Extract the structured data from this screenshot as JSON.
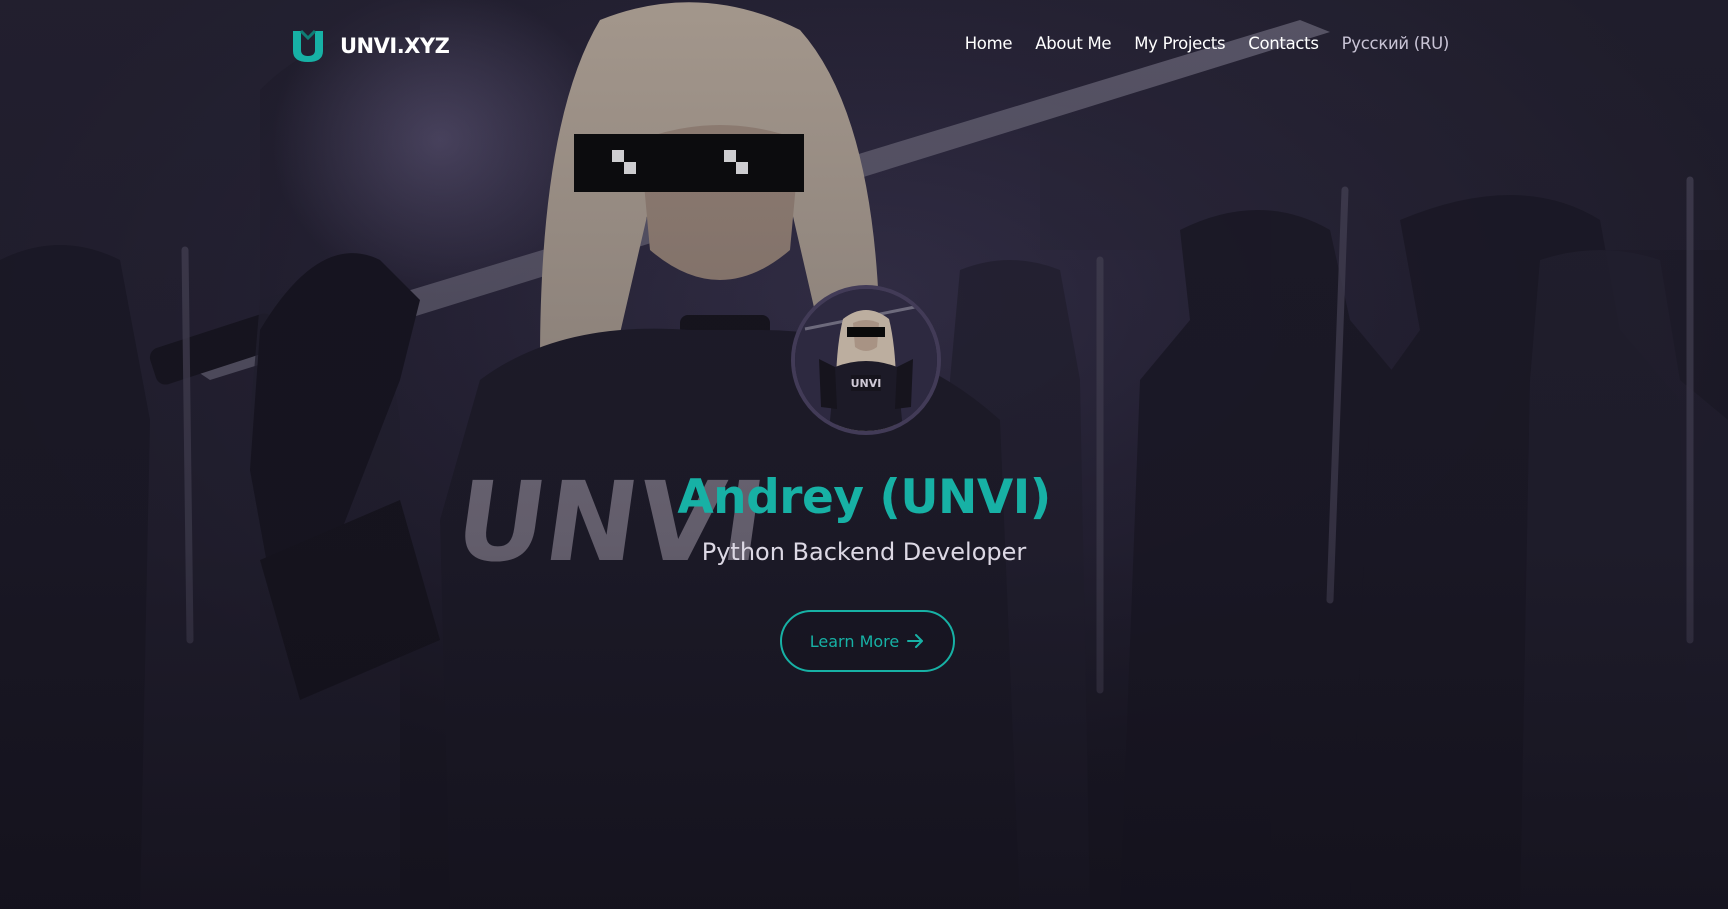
{
  "brand": {
    "name": "UNVI.XYZ",
    "logo_icon": "unvi-logo-icon",
    "accent_color": "#17b1a5"
  },
  "nav": {
    "items": [
      {
        "label": "Home"
      },
      {
        "label": "About Me"
      },
      {
        "label": "My Projects"
      },
      {
        "label": "Contacts"
      },
      {
        "label": "Русский (RU)"
      }
    ]
  },
  "hero": {
    "avatar_icon": "anime-avatar",
    "title": "Andrey (UNVI)",
    "subtitle": "Python Backend Developer",
    "cta_label": "Learn More",
    "cta_icon": "arrow-right-icon",
    "background": "anime-samurai-illustration",
    "shirt_text": "UNVI"
  }
}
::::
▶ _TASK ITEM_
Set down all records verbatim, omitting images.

▶ _RESULT BELOW_
Extract the structured data from this screenshot as JSON.
{
  "brand": {
    "name": "UNVI.XYZ",
    "logo_icon": "unvi-logo-icon",
    "accent_color": "#17b1a5"
  },
  "nav": {
    "items": [
      {
        "label": "Home"
      },
      {
        "label": "About Me"
      },
      {
        "label": "My Projects"
      },
      {
        "label": "Contacts"
      },
      {
        "label": "Русский (RU)"
      }
    ]
  },
  "hero": {
    "avatar_icon": "anime-avatar",
    "title": "Andrey (UNVI)",
    "subtitle": "Python Backend Developer",
    "cta_label": "Learn More",
    "cta_icon": "arrow-right-icon",
    "background": "anime-samurai-illustration",
    "shirt_text": "UNVI"
  }
}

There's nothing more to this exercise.